┌────────

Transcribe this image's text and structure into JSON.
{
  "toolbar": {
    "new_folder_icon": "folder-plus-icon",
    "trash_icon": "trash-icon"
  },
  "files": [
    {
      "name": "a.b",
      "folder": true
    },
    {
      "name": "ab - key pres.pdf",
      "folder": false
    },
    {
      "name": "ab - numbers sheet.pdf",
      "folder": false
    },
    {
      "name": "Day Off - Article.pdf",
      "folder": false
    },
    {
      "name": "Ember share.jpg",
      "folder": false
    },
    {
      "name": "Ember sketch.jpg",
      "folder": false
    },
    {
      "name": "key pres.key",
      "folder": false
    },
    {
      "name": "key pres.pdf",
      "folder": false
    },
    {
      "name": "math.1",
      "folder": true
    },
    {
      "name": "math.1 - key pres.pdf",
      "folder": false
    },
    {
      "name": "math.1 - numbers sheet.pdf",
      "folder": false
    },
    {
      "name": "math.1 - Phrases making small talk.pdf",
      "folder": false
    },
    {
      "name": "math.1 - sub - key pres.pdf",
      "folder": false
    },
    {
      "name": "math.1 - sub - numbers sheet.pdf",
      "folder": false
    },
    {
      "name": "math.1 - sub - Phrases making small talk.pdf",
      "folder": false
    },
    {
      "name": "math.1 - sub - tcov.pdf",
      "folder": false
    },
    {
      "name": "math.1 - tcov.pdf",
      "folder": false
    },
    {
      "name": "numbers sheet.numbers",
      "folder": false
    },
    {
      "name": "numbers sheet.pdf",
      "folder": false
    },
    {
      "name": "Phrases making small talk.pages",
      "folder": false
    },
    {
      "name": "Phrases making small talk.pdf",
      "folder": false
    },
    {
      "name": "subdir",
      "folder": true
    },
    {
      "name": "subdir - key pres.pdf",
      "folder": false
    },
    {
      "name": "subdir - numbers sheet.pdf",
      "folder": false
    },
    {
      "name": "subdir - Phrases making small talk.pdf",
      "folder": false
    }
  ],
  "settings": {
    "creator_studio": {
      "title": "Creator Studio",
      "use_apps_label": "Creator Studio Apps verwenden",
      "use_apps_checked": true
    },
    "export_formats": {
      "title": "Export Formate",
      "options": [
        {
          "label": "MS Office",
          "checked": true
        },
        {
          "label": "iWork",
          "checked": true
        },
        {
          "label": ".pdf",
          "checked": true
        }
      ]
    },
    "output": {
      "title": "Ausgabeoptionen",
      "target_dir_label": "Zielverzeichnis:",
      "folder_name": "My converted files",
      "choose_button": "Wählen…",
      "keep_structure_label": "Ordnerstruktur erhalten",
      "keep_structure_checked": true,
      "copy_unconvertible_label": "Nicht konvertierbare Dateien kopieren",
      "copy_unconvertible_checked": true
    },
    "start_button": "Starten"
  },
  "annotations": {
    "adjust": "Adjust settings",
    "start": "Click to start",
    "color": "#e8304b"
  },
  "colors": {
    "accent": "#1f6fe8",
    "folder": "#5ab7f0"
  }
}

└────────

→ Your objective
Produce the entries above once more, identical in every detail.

→ Response area
Transcribe this image's text and structure into JSON.
{
  "toolbar": {
    "new_folder_icon": "folder-plus-icon",
    "trash_icon": "trash-icon"
  },
  "files": [
    {
      "name": "a.b",
      "folder": true
    },
    {
      "name": "ab - key pres.pdf",
      "folder": false
    },
    {
      "name": "ab - numbers sheet.pdf",
      "folder": false
    },
    {
      "name": "Day Off - Article.pdf",
      "folder": false
    },
    {
      "name": "Ember share.jpg",
      "folder": false
    },
    {
      "name": "Ember sketch.jpg",
      "folder": false
    },
    {
      "name": "key pres.key",
      "folder": false
    },
    {
      "name": "key pres.pdf",
      "folder": false
    },
    {
      "name": "math.1",
      "folder": true
    },
    {
      "name": "math.1 - key pres.pdf",
      "folder": false
    },
    {
      "name": "math.1 - numbers sheet.pdf",
      "folder": false
    },
    {
      "name": "math.1 - Phrases making small talk.pdf",
      "folder": false
    },
    {
      "name": "math.1 - sub - key pres.pdf",
      "folder": false
    },
    {
      "name": "math.1 - sub - numbers sheet.pdf",
      "folder": false
    },
    {
      "name": "math.1 - sub - Phrases making small talk.pdf",
      "folder": false
    },
    {
      "name": "math.1 - sub - tcov.pdf",
      "folder": false
    },
    {
      "name": "math.1 - tcov.pdf",
      "folder": false
    },
    {
      "name": "numbers sheet.numbers",
      "folder": false
    },
    {
      "name": "numbers sheet.pdf",
      "folder": false
    },
    {
      "name": "Phrases making small talk.pages",
      "folder": false
    },
    {
      "name": "Phrases making small talk.pdf",
      "folder": false
    },
    {
      "name": "subdir",
      "folder": true
    },
    {
      "name": "subdir - key pres.pdf",
      "folder": false
    },
    {
      "name": "subdir - numbers sheet.pdf",
      "folder": false
    },
    {
      "name": "subdir - Phrases making small talk.pdf",
      "folder": false
    }
  ],
  "settings": {
    "creator_studio": {
      "title": "Creator Studio",
      "use_apps_label": "Creator Studio Apps verwenden",
      "use_apps_checked": true
    },
    "export_formats": {
      "title": "Export Formate",
      "options": [
        {
          "label": "MS Office",
          "checked": true
        },
        {
          "label": "iWork",
          "checked": true
        },
        {
          "label": ".pdf",
          "checked": true
        }
      ]
    },
    "output": {
      "title": "Ausgabeoptionen",
      "target_dir_label": "Zielverzeichnis:",
      "folder_name": "My converted files",
      "choose_button": "Wählen…",
      "keep_structure_label": "Ordnerstruktur erhalten",
      "keep_structure_checked": true,
      "copy_unconvertible_label": "Nicht konvertierbare Dateien kopieren",
      "copy_unconvertible_checked": true
    },
    "start_button": "Starten"
  },
  "annotations": {
    "adjust": "Adjust settings",
    "start": "Click to start",
    "color": "#e8304b"
  },
  "colors": {
    "accent": "#1f6fe8",
    "folder": "#5ab7f0"
  }
}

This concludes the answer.